The interrobang can be displayed in LaTeX by using the package textcomp and the command \textinterrobang. The inverted interrobang is also provided for in the textcomp package through the command \textinterrobangdown.
The State Library of New South Wales, in Australia, uses an interrobang as its logo, as does the educational publishing company Pearson, which intend it to convey "the excitement and fun of learning".
Australian Federal Court Justice Michael Wigney used an interrobang in the first paragraph of his 2018 judgment in Faruqi v Latham  FCA 1328 (defamation proceedings between former Federal Opposition Leader, Mark Latham, and political campaigner and writer, Osman Faruqi).
We don't get it. In order to avoid a risk of antitrust litigation, the company should be put through the litigation wringer (this suit) with certainty‽ How can replacing a 1% or even a 20% chance of a bad thing with a 100% chance of the same bad thing make investors better off?
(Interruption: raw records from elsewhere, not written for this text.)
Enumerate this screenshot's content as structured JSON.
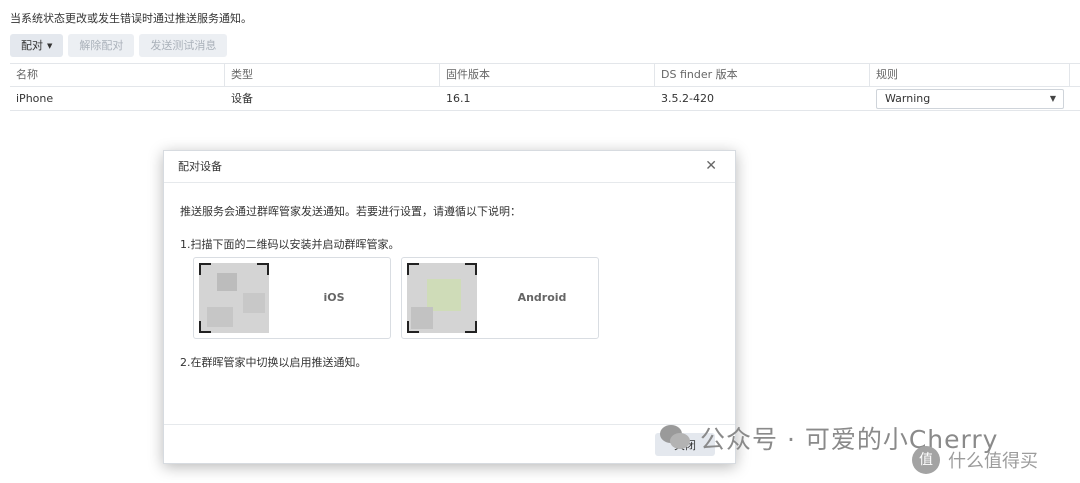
{
  "intro": "当系统状态更改或发生错误时通过推送服务通知。",
  "toolbar": {
    "pair_label": "配对",
    "unpair_label": "解除配对",
    "test_label": "发送测试消息"
  },
  "table": {
    "headers": [
      "名称",
      "类型",
      "固件版本",
      "DS finder 版本",
      "规则"
    ],
    "rows": [
      {
        "name": "iPhone",
        "type": "设备",
        "firmware": "16.1",
        "finder": "3.5.2-420",
        "rule": "Warning"
      }
    ]
  },
  "dialog": {
    "title": "配对设备",
    "close_icon": "close-icon",
    "line1": "推送服务会通过群晖管家发送通知。若要进行设置，请遵循以下说明：",
    "line2": "1.扫描下面的二维码以安装并启动群晖管家。",
    "ios_label": "iOS",
    "android_label": "Android",
    "line3": "2.在群晖管家中切换以启用推送通知。",
    "close_button": "关闭"
  },
  "watermarks": {
    "wechat": "公众号 · 可爱的小Cherry",
    "smzdm": "什么值得买",
    "smzdm_logo_text": "值"
  }
}
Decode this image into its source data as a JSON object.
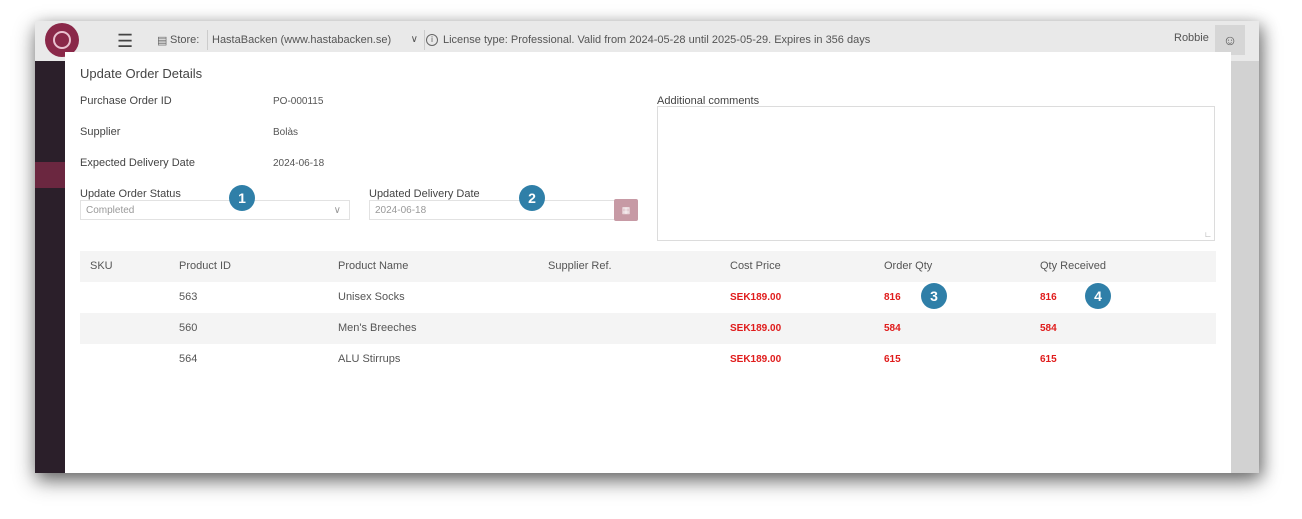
{
  "topbar": {
    "store_label": "Store:",
    "store_value": "HastaBacken (www.hastabacken.se)",
    "license_text": "License type: Professional. Valid from 2024-05-28 until 2025-05-29. Expires in 356 days",
    "user_name": "Robbie"
  },
  "modal": {
    "title": "Update Order Details",
    "purchase_order_id_label": "Purchase Order ID",
    "purchase_order_id": "PO-000115",
    "supplier_label": "Supplier",
    "supplier": "Bolàs",
    "expected_delivery_label": "Expected Delivery Date",
    "expected_delivery": "2024-06-18",
    "status_label": "Update Order Status",
    "status_value": "Completed",
    "updated_delivery_label": "Updated Delivery Date",
    "updated_delivery_value": "2024-06-18",
    "comments_label": "Additional comments"
  },
  "badges": [
    "1",
    "2",
    "3",
    "4"
  ],
  "table": {
    "headers": [
      "SKU",
      "Product ID",
      "Product Name",
      "Supplier Ref.",
      "Cost Price",
      "Order Qty",
      "Qty Received"
    ],
    "rows": [
      {
        "sku": "",
        "product_id": "563",
        "product_name": "Unisex Socks",
        "supplier_ref": "",
        "cost_price": "SEK189.00",
        "order_qty": "816",
        "qty_received": "816"
      },
      {
        "sku": "",
        "product_id": "560",
        "product_name": "Men's Breeches",
        "supplier_ref": "",
        "cost_price": "SEK189.00",
        "order_qty": "584",
        "qty_received": "584"
      },
      {
        "sku": "",
        "product_id": "564",
        "product_name": "ALU Stirrups",
        "supplier_ref": "",
        "cost_price": "SEK189.00",
        "order_qty": "615",
        "qty_received": "615"
      }
    ]
  },
  "colors": {
    "accent": "#8a2849",
    "badge": "#2f7fa8",
    "qty_red": "#e01b1b"
  }
}
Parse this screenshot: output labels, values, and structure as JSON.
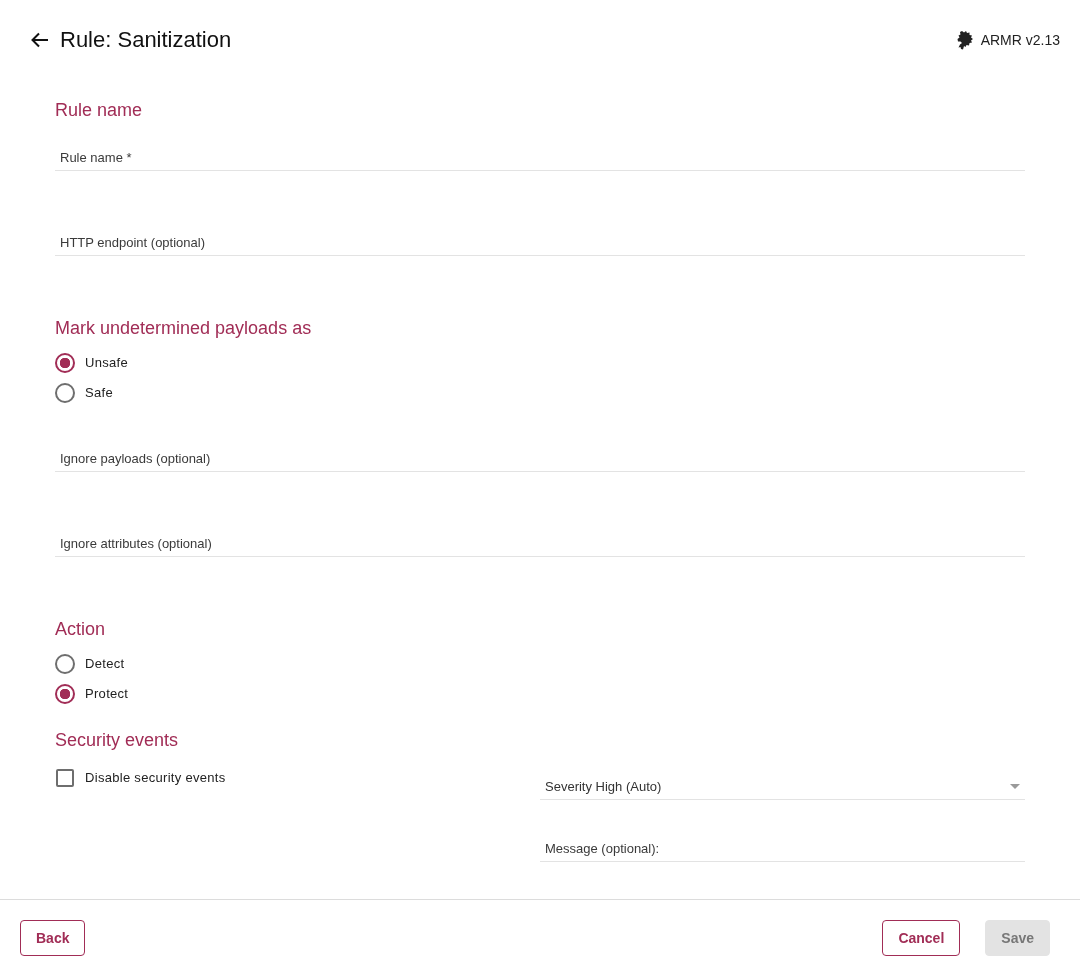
{
  "header": {
    "title": "Rule: Sanitization",
    "version": "ARMR v2.13"
  },
  "sections": [
    {
      "heading": "Rule name",
      "items": [
        {
          "kind": "field",
          "placeholder": "Rule name *"
        },
        {
          "kind": "field",
          "placeholder": "HTTP endpoint (optional)"
        }
      ]
    },
    {
      "heading": "Mark undetermined payloads as",
      "items": [
        {
          "kind": "radio",
          "label": "Unsafe",
          "selected": true
        },
        {
          "kind": "radio",
          "label": "Safe",
          "selected": false
        },
        {
          "kind": "field",
          "placeholder": "Ignore payloads (optional)"
        },
        {
          "kind": "field",
          "placeholder": "Ignore attributes (optional)"
        }
      ]
    },
    {
      "heading": "Action",
      "items": [
        {
          "kind": "radio",
          "label": "Detect",
          "selected": false
        },
        {
          "kind": "radio",
          "label": "Protect",
          "selected": true
        }
      ]
    }
  ],
  "security_events": {
    "heading": "Security events",
    "checkbox": {
      "label": "Disable security events",
      "checked": false
    },
    "severity": {
      "value": "Severity High (Auto)"
    },
    "message": {
      "placeholder": "Message (optional):"
    }
  },
  "footer": {
    "left_buttons": [
      {
        "label": "Back",
        "disabled": false
      }
    ],
    "right_buttons": [
      {
        "label": "Cancel",
        "disabled": false
      },
      {
        "label": "Save",
        "disabled": true
      }
    ]
  }
}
|Look up ‽, !?, ?!, or interrobang in Wiktionary, the free dictionary.|